Camino de Paz Farm, literally translated means “The Peaceful Path”. Located in the Chimayo Valley in New Mexico, it is home to sheep, goats, draft horses, chickens, turkeys, and some dogs. The farm boasts a small orchard, grows corn, tomatoes, kale, potatoes, onions, garlic, carrots, grapes, poc choy, chard and countless other garden greens. The four large greenhouses grow some of the largest tomatoes I have ever seen, probably due to the specific biodynamic farming practices. (http://attra.ncat.org/attra-pub/biodynamic.html)
The dairy goats are milked daily and the milk is weighed, labeled, and jarred. The milk is used to make Chevre, soap and ice cream. Obviously, we have fresh milk everyday and occasionally a goat or sheep is processed for its meat, organs, and pelt. Sheep wool is used for textile fiber and its fat is used to make soap. Solar powered portable electric fences are set up for the goats and sheep to graze during the day and then moved back into their pens in the evening.
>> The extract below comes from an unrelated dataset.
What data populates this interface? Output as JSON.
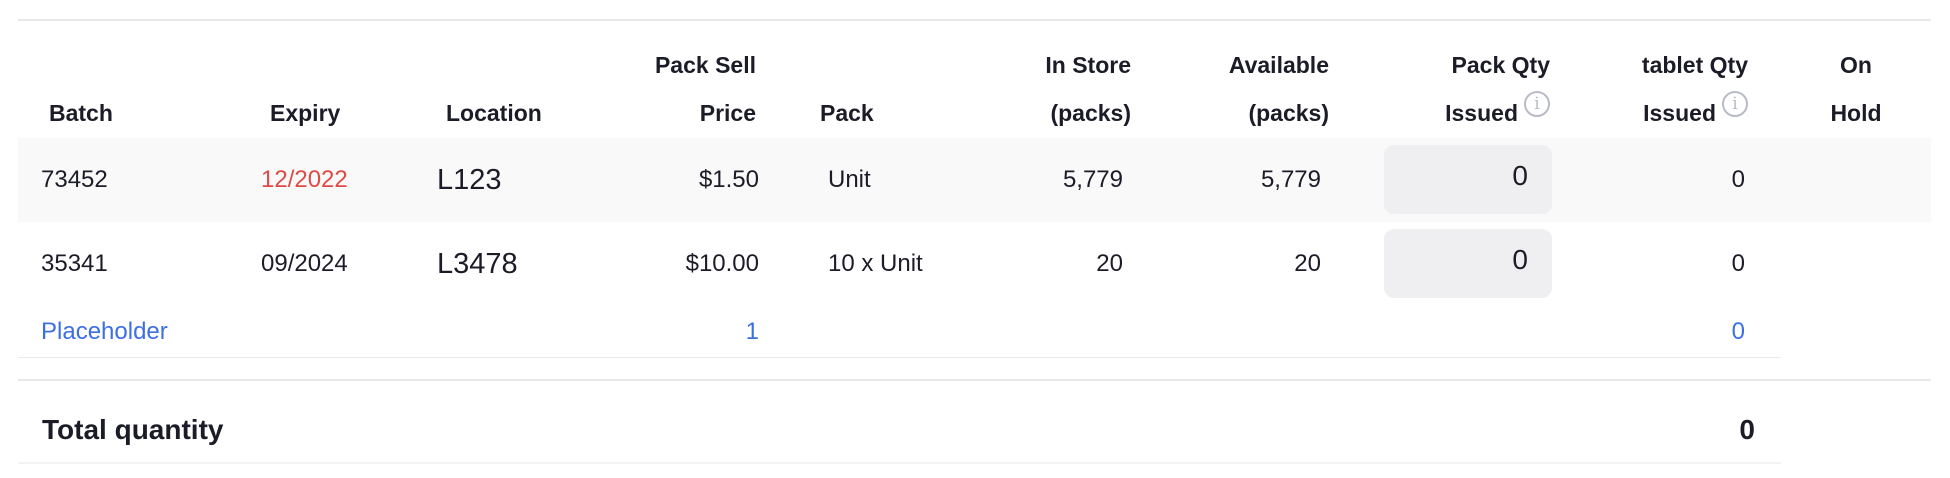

The animal pens are cleaned daily, all of which is composted. There are about 36 laying boxes for the hens but some prefer to lay eggs in the ground so it’s like an easter egg hunt everyday. The green houses need to be opened and closed daily to allow for ventilation. All except for one is set up on irrigation timers. Tuesdays and Fridays CSA members come to pick up their allotment of fresh, organic fruit, vegetable, and milk.
Over the last ten years this farm has been in existence, much of the land has been cleared of the invasive trees resulting in quite a bit of chain saw work. Native deciduous trees have been planted throughout the property. There are endless projects going on all day long that would lead most to believe this to be a regular farm. However, this is where The Peaceful Path diverges and becomes anything but a ‘regular’ farm.
That’s because everyday at 8 o’clock, 6-9th grade students arrive at this Montessori school and partake in ALL of the jobs listed above-plus they have a full curriculum. Twelve year old students have conversations with adults in a way that isn’t, ‘like, whaaat?, I don’t know, oh my god’, weird.” Electronics are collected at community circle each morning where we share greetings, agendas, daily updates, and a reading of some sorts. Students process chickens, goats, sheep, make soap, tend to the greenhouses, gardens, chickens, horses, dirty pens, feedings, milking and processing, and spend time in the one room classroom. They sell arts and crafts at the Santa Fe farmer’s market, they cook and serve lunch everyday for themselves and the adults on campus, and they show up for weekend farm duties.
These kids have a better sense of self than most adults, can ask and answer questions, are challenged daily to figure out problems on the farm and in the classroom, and interact with animals and the earth. They are not uncomfortable with the life cycle; they volunteer to help process animals, placing them closer to their food source than most of us will ever imagine. Most importantly is that they want to be here. They can be themselves. They treat each other with respect and work together. There are, of course, moments when they act like children but most of the time the students do their chores without complaining. Why? Because that’s the expectation held by everyone working at the school. All of the adults on the farm help with chores and while students work with adult volunteers like me, they are learning to form different types of relationships with various age groups. I guess I’m not used to seeing kids who are interested in their surroundings and their work. I’m not used to interacting with children who can actually express their feelings. Actually, that’s not true. I had plenty of students share what an f’n waste of time it was to be in school.
An example of the tenderness found on the farm was recently experienced while I was milking a goat. It was getting a bit impatient, no doubt due to my lack of milking skills, so one of the students decided to help calm her while I milked. He leaned up against the side of the goat, gently threw his arms over her back, and just put his head on her back. He just stood there and talked to her a bit while I milked. It was a moment that reminded me how much love a child can have when allowed to express him/herself naturally.
Camino de Paz is much more than just a farm and a school. I have barely scratched the surface of what is happening here but I think it’s safe to say that this is the type of learning environment allows students to get the most out of their formative years. It was exactly what I needed after 14 years of working inside of a box and when compared to this farm, feels almost completely devoid of any meaningful learning opportunities. I would like to thank Patti and Greg for taking the initiative to start a school, a monumental task in and of itself, and to also run a farm, another full-time job. Although they rely on WWOOFers to help out, they are the ones outside of the spotlight that have dedicated their lives to educating students and make sure that everything runs smoothly. It is their vision that has in turn allowed students to find their own – something rarely found in schools these days.
To view more pictures of Camino de Paz School and Farm, visit http://itraveltolearn.com/ttl/Home.html
To learn more about Camino de Paz, visit their web site at http://www.caminodepaz.net/